EXERCISE DESCRIPTION:
After reading the data, copy it out in full and exactly.

PROVIDED MATERIAL:
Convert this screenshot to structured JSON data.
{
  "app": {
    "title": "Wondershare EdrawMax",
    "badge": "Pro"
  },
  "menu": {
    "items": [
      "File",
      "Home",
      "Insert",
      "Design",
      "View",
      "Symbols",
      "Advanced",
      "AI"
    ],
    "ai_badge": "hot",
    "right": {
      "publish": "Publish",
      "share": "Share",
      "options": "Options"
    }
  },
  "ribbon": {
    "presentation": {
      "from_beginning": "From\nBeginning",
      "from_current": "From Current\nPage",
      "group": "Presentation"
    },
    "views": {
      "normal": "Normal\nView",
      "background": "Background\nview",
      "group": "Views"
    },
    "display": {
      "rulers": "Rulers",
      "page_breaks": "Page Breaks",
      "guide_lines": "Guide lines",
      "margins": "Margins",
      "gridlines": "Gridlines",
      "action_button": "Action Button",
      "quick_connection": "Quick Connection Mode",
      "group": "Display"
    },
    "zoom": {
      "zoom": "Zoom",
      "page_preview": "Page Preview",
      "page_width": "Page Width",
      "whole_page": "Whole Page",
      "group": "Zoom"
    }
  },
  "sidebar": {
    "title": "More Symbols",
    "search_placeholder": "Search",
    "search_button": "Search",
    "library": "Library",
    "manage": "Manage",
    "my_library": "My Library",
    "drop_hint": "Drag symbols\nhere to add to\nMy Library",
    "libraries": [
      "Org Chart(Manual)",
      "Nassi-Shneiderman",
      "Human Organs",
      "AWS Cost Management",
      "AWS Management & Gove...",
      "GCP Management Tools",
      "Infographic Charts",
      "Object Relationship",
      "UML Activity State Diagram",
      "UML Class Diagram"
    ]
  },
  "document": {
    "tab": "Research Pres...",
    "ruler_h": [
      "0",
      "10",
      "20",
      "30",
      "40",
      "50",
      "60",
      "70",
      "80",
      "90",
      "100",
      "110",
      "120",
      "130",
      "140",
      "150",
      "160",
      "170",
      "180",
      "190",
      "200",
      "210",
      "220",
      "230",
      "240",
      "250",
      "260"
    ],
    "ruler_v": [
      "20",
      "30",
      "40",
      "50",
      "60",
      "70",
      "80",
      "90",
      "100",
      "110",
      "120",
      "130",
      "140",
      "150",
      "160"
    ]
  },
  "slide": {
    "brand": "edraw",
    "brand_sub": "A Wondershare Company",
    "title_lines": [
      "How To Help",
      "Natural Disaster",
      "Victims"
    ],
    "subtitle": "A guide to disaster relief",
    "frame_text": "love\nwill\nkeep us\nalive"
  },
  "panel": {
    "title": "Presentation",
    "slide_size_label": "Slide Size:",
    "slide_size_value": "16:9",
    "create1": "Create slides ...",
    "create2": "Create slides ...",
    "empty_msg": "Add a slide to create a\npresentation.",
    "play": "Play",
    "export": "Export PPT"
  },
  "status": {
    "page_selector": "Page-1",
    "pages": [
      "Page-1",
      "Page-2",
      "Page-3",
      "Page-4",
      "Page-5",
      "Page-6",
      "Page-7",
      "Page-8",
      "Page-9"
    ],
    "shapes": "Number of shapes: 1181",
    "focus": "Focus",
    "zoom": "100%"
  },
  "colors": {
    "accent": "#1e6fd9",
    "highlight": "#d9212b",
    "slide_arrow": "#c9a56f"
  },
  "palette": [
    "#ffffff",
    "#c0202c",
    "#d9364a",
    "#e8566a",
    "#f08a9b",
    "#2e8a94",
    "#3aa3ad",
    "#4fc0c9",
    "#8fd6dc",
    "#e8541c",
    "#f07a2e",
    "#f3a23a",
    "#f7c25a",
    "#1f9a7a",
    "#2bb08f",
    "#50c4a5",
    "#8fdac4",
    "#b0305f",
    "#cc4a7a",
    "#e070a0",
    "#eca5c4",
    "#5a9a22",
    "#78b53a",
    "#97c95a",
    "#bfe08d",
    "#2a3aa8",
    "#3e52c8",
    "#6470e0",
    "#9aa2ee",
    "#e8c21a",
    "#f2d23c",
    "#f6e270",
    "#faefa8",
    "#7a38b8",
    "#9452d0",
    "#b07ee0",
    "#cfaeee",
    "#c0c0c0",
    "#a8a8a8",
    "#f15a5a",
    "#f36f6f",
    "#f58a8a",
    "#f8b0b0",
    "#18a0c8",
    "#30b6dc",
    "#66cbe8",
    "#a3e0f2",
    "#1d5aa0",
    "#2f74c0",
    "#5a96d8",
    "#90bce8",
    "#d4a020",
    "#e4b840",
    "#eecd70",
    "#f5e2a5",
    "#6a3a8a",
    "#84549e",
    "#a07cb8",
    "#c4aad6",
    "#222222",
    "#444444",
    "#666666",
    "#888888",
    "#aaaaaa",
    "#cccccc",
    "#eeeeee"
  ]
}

FINISHED EXERCISE:
Convert this screenshot to structured JSON data.
{
  "app": {
    "title": "Wondershare EdrawMax",
    "badge": "Pro"
  },
  "menu": {
    "items": [
      "File",
      "Home",
      "Insert",
      "Design",
      "View",
      "Symbols",
      "Advanced",
      "AI"
    ],
    "ai_badge": "hot",
    "right": {
      "publish": "Publish",
      "share": "Share",
      "options": "Options"
    }
  },
  "ribbon": {
    "presentation": {
      "from_beginning": "From\nBeginning",
      "from_current": "From Current\nPage",
      "group": "Presentation"
    },
    "views": {
      "normal": "Normal\nView",
      "background": "Background\nview",
      "group": "Views"
    },
    "display": {
      "rulers": "Rulers",
      "page_breaks": "Page Breaks",
      "guide_lines": "Guide lines",
      "margins": "Margins",
      "gridlines": "Gridlines",
      "action_button": "Action Button",
      "quick_connection": "Quick Connection Mode",
      "group": "Display"
    },
    "zoom": {
      "zoom": "Zoom",
      "page_preview": "Page Preview",
      "page_width": "Page Width",
      "whole_page": "Whole Page",
      "group": "Zoom"
    }
  },
  "sidebar": {
    "title": "More Symbols",
    "search_placeholder": "Search",
    "search_button": "Search",
    "library": "Library",
    "manage": "Manage",
    "my_library": "My Library",
    "drop_hint": "Drag symbols\nhere to add to\nMy Library",
    "libraries": [
      "Org Chart(Manual)",
      "Nassi-Shneiderman",
      "Human Organs",
      "AWS Cost Management",
      "AWS Management & Gove...",
      "GCP Management Tools",
      "Infographic Charts",
      "Object Relationship",
      "UML Activity State Diagram",
      "UML Class Diagram"
    ]
  },
  "document": {
    "tab": "Research Pres...",
    "ruler_h": [
      "0",
      "10",
      "20",
      "30",
      "40",
      "50",
      "60",
      "70",
      "80",
      "90",
      "100",
      "110",
      "120",
      "130",
      "140",
      "150",
      "160",
      "170",
      "180",
      "190",
      "200",
      "210",
      "220",
      "230",
      "240",
      "250",
      "260"
    ],
    "ruler_v": [
      "20",
      "30",
      "40",
      "50",
      "60",
      "70",
      "80",
      "90",
      "100",
      "110",
      "120",
      "130",
      "140",
      "150",
      "160"
    ]
  },
  "slide": {
    "brand": "edraw",
    "brand_sub": "A Wondershare Company",
    "title_lines": [
      "How To Help",
      "Natural Disaster",
      "Victims"
    ],
    "subtitle": "A guide to disaster relief",
    "frame_text": "love\nwill\nkeep us\nalive"
  },
  "panel": {
    "title": "Presentation",
    "slide_size_label": "Slide Size:",
    "slide_size_value": "16:9",
    "create1": "Create slides ...",
    "create2": "Create slides ...",
    "empty_msg": "Add a slide to create a\npresentation.",
    "play": "Play",
    "export": "Export PPT"
  },
  "status": {
    "page_selector": "Page-1",
    "pages": [
      "Page-1",
      "Page-2",
      "Page-3",
      "Page-4",
      "Page-5",
      "Page-6",
      "Page-7",
      "Page-8",
      "Page-9"
    ],
    "shapes": "Number of shapes: 1181",
    "focus": "Focus",
    "zoom": "100%"
  },
  "colors": {
    "accent": "#1e6fd9",
    "highlight": "#d9212b",
    "slide_arrow": "#c9a56f"
  },
  "palette": [
    "#ffffff",
    "#c0202c",
    "#d9364a",
    "#e8566a",
    "#f08a9b",
    "#2e8a94",
    "#3aa3ad",
    "#4fc0c9",
    "#8fd6dc",
    "#e8541c",
    "#f07a2e",
    "#f3a23a",
    "#f7c25a",
    "#1f9a7a",
    "#2bb08f",
    "#50c4a5",
    "#8fdac4",
    "#b0305f",
    "#cc4a7a",
    "#e070a0",
    "#eca5c4",
    "#5a9a22",
    "#78b53a",
    "#97c95a",
    "#bfe08d",
    "#2a3aa8",
    "#3e52c8",
    "#6470e0",
    "#9aa2ee",
    "#e8c21a",
    "#f2d23c",
    "#f6e270",
    "#faefa8",
    "#7a38b8",
    "#9452d0",
    "#b07ee0",
    "#cfaeee",
    "#c0c0c0",
    "#a8a8a8",
    "#f15a5a",
    "#f36f6f",
    "#f58a8a",
    "#f8b0b0",
    "#18a0c8",
    "#30b6dc",
    "#66cbe8",
    "#a3e0f2",
    "#1d5aa0",
    "#2f74c0",
    "#5a96d8",
    "#90bce8",
    "#d4a020",
    "#e4b840",
    "#eecd70",
    "#f5e2a5",
    "#6a3a8a",
    "#84549e",
    "#a07cb8",
    "#c4aad6",
    "#222222",
    "#444444",
    "#666666",
    "#888888",
    "#aaaaaa",
    "#cccccc",
    "#eeeeee"
  ]
}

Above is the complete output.